Average attendance in OKC is just over 3,000, so the large number of blue and orange shirts in the audience Saturday probably buoyed the visitors to play through any sores suffered during the long bus ride. “For the Oilers fans in Vancouver to come out here tonight, and be so loud and boisterous, it was great, for sure.”
And hey, these guys are professionals. It probably sticks in their craw when they go nearly three games without seeing the red light go on even one time.
Whatever the reason, the Barons came out hitting hard and skating fast, jumping to a 15-5 advantage in the shots department after 20 minutes and 24-13 after 40. Despite spending most of the first two periods in the Heat end of the rink, Danny Taylor shut the door. It wasn’t until the 7:26 mark of the third period that the Barons finally put puck to twine, as Hall scored a power play goal on a cross-ice pass from Nugent-Hopkins.
It marks just the second time the Heat have allowed a power play goal this season.
But Abbotsford hasn’t leapt to the top of the AHL standings by rolling over. They turned up the desperation, outshooting OKC 19-9 in the third period and tying the game on a greasy, lunch-bucket goal by Dustin Sylvester with just 1:45 left in the third.
would solve nothing solved everything. Schultz blasted a shot from the top of the slot past Taylor at 1:36 of the extra frame to secure the win for Oklahoma.
This weekend saw something rare at the Abbotsford Sports and Entertainment Centre: sellout crowds for games that don’t feature a Vancouver Canuck farm team.
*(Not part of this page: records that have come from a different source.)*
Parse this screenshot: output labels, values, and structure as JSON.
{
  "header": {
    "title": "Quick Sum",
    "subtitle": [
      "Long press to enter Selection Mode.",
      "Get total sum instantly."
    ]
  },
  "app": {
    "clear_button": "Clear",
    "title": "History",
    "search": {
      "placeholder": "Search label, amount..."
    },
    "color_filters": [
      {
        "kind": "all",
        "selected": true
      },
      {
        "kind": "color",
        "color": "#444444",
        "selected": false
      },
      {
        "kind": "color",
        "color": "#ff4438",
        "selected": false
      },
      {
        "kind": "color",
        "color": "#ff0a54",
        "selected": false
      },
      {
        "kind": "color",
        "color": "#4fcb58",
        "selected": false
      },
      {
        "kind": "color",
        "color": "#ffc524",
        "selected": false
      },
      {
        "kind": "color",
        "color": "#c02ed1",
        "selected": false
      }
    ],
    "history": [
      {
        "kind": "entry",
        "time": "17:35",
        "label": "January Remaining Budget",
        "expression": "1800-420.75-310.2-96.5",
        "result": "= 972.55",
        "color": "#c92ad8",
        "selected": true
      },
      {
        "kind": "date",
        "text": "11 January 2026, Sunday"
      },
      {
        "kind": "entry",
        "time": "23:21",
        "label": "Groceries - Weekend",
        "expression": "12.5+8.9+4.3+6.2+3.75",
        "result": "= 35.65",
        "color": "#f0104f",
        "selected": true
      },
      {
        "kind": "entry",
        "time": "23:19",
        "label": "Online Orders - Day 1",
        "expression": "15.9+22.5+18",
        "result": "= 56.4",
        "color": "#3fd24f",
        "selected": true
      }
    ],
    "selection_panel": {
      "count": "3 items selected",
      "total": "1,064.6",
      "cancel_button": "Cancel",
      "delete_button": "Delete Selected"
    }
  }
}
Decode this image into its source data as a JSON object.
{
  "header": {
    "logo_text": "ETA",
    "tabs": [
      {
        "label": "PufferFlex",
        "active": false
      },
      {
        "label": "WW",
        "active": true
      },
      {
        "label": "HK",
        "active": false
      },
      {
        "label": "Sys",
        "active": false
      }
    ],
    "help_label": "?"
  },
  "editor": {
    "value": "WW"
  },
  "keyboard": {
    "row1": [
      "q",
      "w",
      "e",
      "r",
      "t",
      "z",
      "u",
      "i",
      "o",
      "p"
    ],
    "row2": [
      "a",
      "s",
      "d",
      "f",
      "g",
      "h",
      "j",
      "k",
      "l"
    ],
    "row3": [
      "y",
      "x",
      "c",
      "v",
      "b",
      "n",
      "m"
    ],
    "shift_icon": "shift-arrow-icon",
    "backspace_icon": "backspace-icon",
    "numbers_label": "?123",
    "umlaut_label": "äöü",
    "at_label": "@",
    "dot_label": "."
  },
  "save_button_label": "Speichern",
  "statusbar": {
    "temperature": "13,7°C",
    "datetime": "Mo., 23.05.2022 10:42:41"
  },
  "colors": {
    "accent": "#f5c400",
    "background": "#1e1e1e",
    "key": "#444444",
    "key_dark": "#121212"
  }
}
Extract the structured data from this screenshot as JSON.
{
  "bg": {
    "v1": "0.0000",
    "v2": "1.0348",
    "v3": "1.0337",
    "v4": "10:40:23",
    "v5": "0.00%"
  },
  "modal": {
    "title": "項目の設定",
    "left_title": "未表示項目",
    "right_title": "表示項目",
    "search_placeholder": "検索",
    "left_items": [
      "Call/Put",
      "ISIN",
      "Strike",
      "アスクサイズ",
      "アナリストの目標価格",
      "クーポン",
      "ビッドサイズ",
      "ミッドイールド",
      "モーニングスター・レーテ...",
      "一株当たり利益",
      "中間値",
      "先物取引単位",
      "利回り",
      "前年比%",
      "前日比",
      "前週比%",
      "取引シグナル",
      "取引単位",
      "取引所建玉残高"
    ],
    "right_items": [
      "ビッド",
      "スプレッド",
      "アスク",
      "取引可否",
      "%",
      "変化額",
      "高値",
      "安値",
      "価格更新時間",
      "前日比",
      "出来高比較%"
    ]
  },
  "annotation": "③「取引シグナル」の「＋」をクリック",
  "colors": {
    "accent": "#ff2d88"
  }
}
Locked out stars like Hall and Nugent-Hopkins are putting bums in seats in the Valley; so far this season, the Heat are up by around 2,000 in average attendance over last year. Considering the entertainment value of these games, it’s a shame that midweek games don’t draw nearly as well. “It was a fast, entertaining game,” said Hall, who agrees that this league offers something for fans and players alike. “It was a fair game, too — not a lot of cheap shots — so I think I can speak for both teams when I say that it was fun to be a part of out there.”
As for the Heat, well, you never want to lose, but Head Coach Troy Ward was generally happy with his team’s performance over the weekend against the Barons. “That is a very talented team over there, and we held them off the scoresheet 5-on-5 this weekend,” said Ward after Saturday’s OT loss. “We shut them out yesterday Today they scored once 4-on-4, and once on a power play.”
The single point brings Abbotsford within two points of the Western Conference leaders, the Charlotte Checkers. The Heat have 17 points to Charlottes 19, with two games in hand.
The Heat’s next home games are November 13 and 14 versus the Lake Erie Monsters, the AHL affiliate of the Colorado Avalanche. Tickets start at just $12 — GO, for goodness sake.
One of our favourite parts of games like this is when the Timbits teams come out during intermission. These kids aren’t looking for million-dollar contracts — not yet, anyway — they just want to play the game. Below is a picture of the Abbotsford Angry Birds in action during intermission at Saturday’s game; the Heat and other teams struggling with attendance should come up with more active ways to integrate themselves into their local communities. One such program involves having child reporters with their mics and video cameras in the post-game scrum. They were literally beside themselves at the chance to throw questions at a guy like Taylor Hall, who by the way played ambassador to the game very well.
Q: “What would you say was the key play that gave your team the win tonight?”
A: “I’m going to go with the overtime winner, but we rolled four lines all night and played a pretty complete game overall.”